[Opening Information supplied section]

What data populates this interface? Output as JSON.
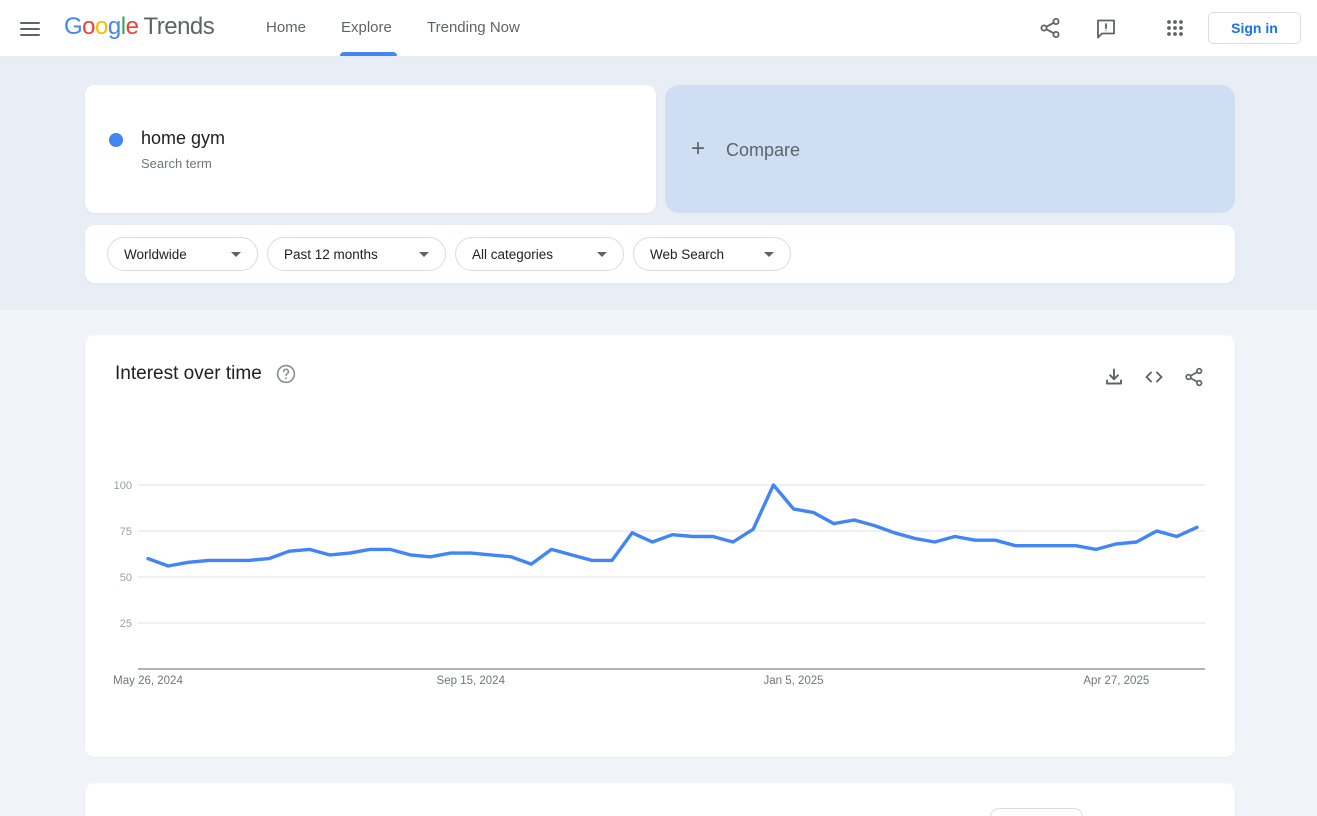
{
  "brand": {
    "google_letter_colors": [
      "#4285F4",
      "#EA4335",
      "#FBBC05",
      "#4285F4",
      "#34A853",
      "#EA4335"
    ],
    "accent_blue": "#4285f4",
    "link_blue": "#1a73e8"
  },
  "header": {
    "logo_google": "Google",
    "logo_trends": "Trends",
    "nav": [
      {
        "label": "Home",
        "active": false
      },
      {
        "label": "Explore",
        "active": true
      },
      {
        "label": "Trending Now",
        "active": false
      }
    ],
    "sign_in_label": "Sign in"
  },
  "icons": {
    "menu": "hamburger",
    "share": "share-nodes",
    "feedback": "exclamation-speech-bubble",
    "apps": "3x3-dot-grid",
    "download": "arrow-down-into-tray",
    "embed": "angle-brackets",
    "help": "question-mark-circle",
    "dropdown": "caret-down"
  },
  "query_bar": {
    "term": "home gym",
    "term_type": "Search term",
    "compare_plus": "+",
    "compare_label": "Compare"
  },
  "filters": {
    "region": "Worldwide",
    "time": "Past 12 months",
    "category": "All categories",
    "search_type": "Web Search"
  },
  "interest_card": {
    "title": "Interest over time"
  },
  "chart_data": {
    "type": "line",
    "title": "Interest over time",
    "series": [
      {
        "name": "home gym",
        "color": "#4285f4",
        "values": [
          60,
          56,
          58,
          59,
          59,
          59,
          60,
          64,
          65,
          62,
          63,
          65,
          65,
          62,
          61,
          63,
          63,
          62,
          61,
          57,
          65,
          62,
          59,
          59,
          74,
          69,
          73,
          72,
          72,
          69,
          76,
          100,
          87,
          85,
          79,
          81,
          78,
          74,
          71,
          69,
          72,
          70,
          70,
          67,
          67,
          67,
          67,
          65,
          68,
          69,
          75,
          72,
          77
        ]
      }
    ],
    "x_start_date": "May 26, 2024",
    "x_interval": "weekly",
    "x_tick_labels": [
      "May 26, 2024",
      "Sep 15, 2024",
      "Jan 5, 2025",
      "Apr 27, 2025"
    ],
    "x_tick_week_indices": [
      0,
      16,
      32,
      48
    ],
    "y_ticks": [
      100,
      75,
      50,
      25
    ],
    "ylim": [
      0,
      100
    ],
    "grid": true,
    "legend": "none"
  },
  "colors": {
    "bg_top": "#e9edf6",
    "bg_main": "#f1f4f9",
    "compare_card_bg": "#cfdef2",
    "grid_line": "#e0e0e0",
    "axis_line": "#80868b",
    "y_tick_text": "#9aa0a6",
    "x_tick_text": "#70757a",
    "nav_text": "#5f6368"
  }
}
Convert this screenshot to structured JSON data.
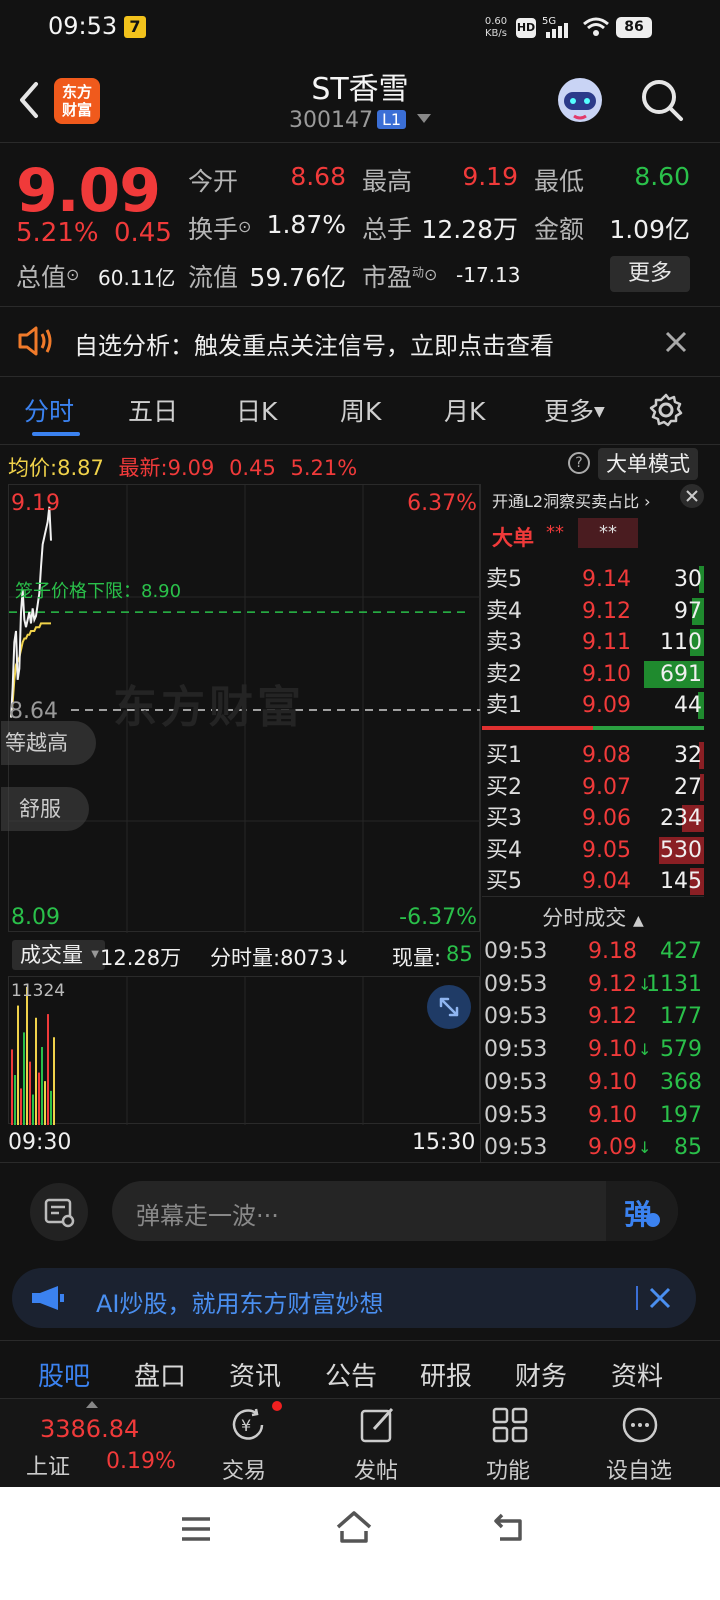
{
  "status": {
    "time": "09:53",
    "net_speed": "0.60 KB/s",
    "battery": "86"
  },
  "header": {
    "name": "ST香雪",
    "code": "300147",
    "level_badge": "L1",
    "logo_text_1": "东方",
    "logo_text_2": "财富"
  },
  "quote": {
    "price": "9.09",
    "pct": "5.21%",
    "change": "0.45",
    "open_label": "今开",
    "open": "8.68",
    "high_label": "最高",
    "high": "9.19",
    "low_label": "最低",
    "low": "8.60",
    "turnover_label": "换手",
    "turnover": "1.87%",
    "volume_label": "总手",
    "volume": "12.28万",
    "amount_label": "金额",
    "amount": "1.09亿",
    "mcap_label": "总值",
    "mcap": "60.11亿",
    "float_label": "流值",
    "float": "59.76亿",
    "pe_label": "市盈",
    "pe_sup": "动",
    "pe": "-17.13",
    "more_label": "更多"
  },
  "notice": {
    "text": "自选分析：触发重点关注信号，立即点击查看"
  },
  "tabs": [
    "分时",
    "五日",
    "日K",
    "周K",
    "月K",
    "更多"
  ],
  "chart_header": {
    "avg_label": "均价:",
    "avg": "8.87",
    "latest_label": "最新:",
    "latest": "9.09",
    "chg": "0.45",
    "pct": "5.21%",
    "mode_label": "大单模式"
  },
  "chart_data": {
    "type": "line",
    "price_top": "9.19",
    "price_bottom": "8.09",
    "pct_top": "6.37%",
    "pct_bottom": "-6.37%",
    "prev_close": "8.64",
    "cage_label": "笼子价格下限：8.90",
    "watermark": "东方财富",
    "time_start": "09:30",
    "time_end": "15:30",
    "ylim": [
      8.09,
      9.19
    ],
    "price_series": [
      8.62,
      8.7,
      8.82,
      8.85,
      8.72,
      8.75,
      8.9,
      8.96,
      8.88,
      8.86,
      8.88,
      8.9,
      8.87,
      8.91,
      8.88,
      8.89,
      8.92,
      8.95,
      9.02,
      9.08,
      9.1,
      9.12,
      9.14,
      9.18,
      9.09
    ],
    "avg_series": [
      8.62,
      8.66,
      8.72,
      8.76,
      8.77,
      8.78,
      8.8,
      8.82,
      8.83,
      8.83,
      8.84,
      8.84,
      8.85,
      8.85,
      8.85,
      8.86,
      8.86,
      8.86,
      8.87,
      8.87,
      8.87,
      8.87,
      8.87,
      8.87,
      8.87
    ],
    "volume_max": "11324",
    "volume_series": [
      6200,
      4100,
      9800,
      3000,
      7600,
      11324,
      5200,
      2500,
      8800,
      4300,
      6400,
      3600,
      9100,
      2800,
      7200
    ]
  },
  "volume_bar": {
    "label": "成交量",
    "total": "12.28万",
    "minute_label": "分时量:8073↓",
    "now_label": "现量:",
    "now": "85"
  },
  "tags": [
    "等越高",
    "舒服"
  ],
  "orderbook": {
    "promo": "开通L2洞察买卖占比 ›",
    "big_label": "大单",
    "stars1": "**",
    "stars2": "**",
    "asks": [
      {
        "label": "卖5",
        "price": "9.14",
        "qty": "30",
        "bar": 0.05
      },
      {
        "label": "卖4",
        "price": "9.12",
        "qty": "97",
        "bar": 0.12
      },
      {
        "label": "卖3",
        "price": "9.11",
        "qty": "110",
        "bar": 0.14
      },
      {
        "label": "卖2",
        "price": "9.10",
        "qty": "691",
        "bar": 0.6
      },
      {
        "label": "卖1",
        "price": "9.09",
        "qty": "44",
        "bar": 0.06
      }
    ],
    "bids": [
      {
        "label": "买1",
        "price": "9.08",
        "qty": "32",
        "bar": 0.05
      },
      {
        "label": "买2",
        "price": "9.07",
        "qty": "27",
        "bar": 0.04
      },
      {
        "label": "买3",
        "price": "9.06",
        "qty": "234",
        "bar": 0.22
      },
      {
        "label": "买4",
        "price": "9.05",
        "qty": "530",
        "bar": 0.45
      },
      {
        "label": "买5",
        "price": "9.04",
        "qty": "145",
        "bar": 0.14
      }
    ],
    "trades_title": "分时成交",
    "trades": [
      {
        "time": "09:53",
        "price": "9.18",
        "qty": "427",
        "arrow": ""
      },
      {
        "time": "09:53",
        "price": "9.12",
        "qty": "1131",
        "arrow": "↓"
      },
      {
        "time": "09:53",
        "price": "9.12",
        "qty": "177",
        "arrow": ""
      },
      {
        "time": "09:53",
        "price": "9.10",
        "qty": "579",
        "arrow": "↓"
      },
      {
        "time": "09:53",
        "price": "9.10",
        "qty": "368",
        "arrow": ""
      },
      {
        "time": "09:53",
        "price": "9.10",
        "qty": "197",
        "arrow": ""
      },
      {
        "time": "09:53",
        "price": "9.09",
        "qty": "85",
        "arrow": "↓"
      }
    ]
  },
  "danmu": {
    "placeholder": "弹幕走一波···",
    "btn": "弹"
  },
  "ai_bar": {
    "text": "AI炒股，就用东方财富妙想"
  },
  "bottom_tabs": [
    "股吧",
    "盘口",
    "资讯",
    "公告",
    "研报",
    "财务",
    "资料"
  ],
  "bottom_bar": {
    "index_value": "3386.84",
    "index_name": "上证",
    "index_pct": "0.19%",
    "trade": "交易",
    "post": "发帖",
    "func": "功能",
    "watch": "设自选"
  },
  "colors": {
    "up": "#f03a3a",
    "down": "#2ac04a",
    "accent": "#3b82f0",
    "avg_line": "#f0d24a"
  }
}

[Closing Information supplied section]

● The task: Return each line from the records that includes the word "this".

● Answer below:
What data populates this interface? Output as JSON.
Convert this screenshot to structured JSON data.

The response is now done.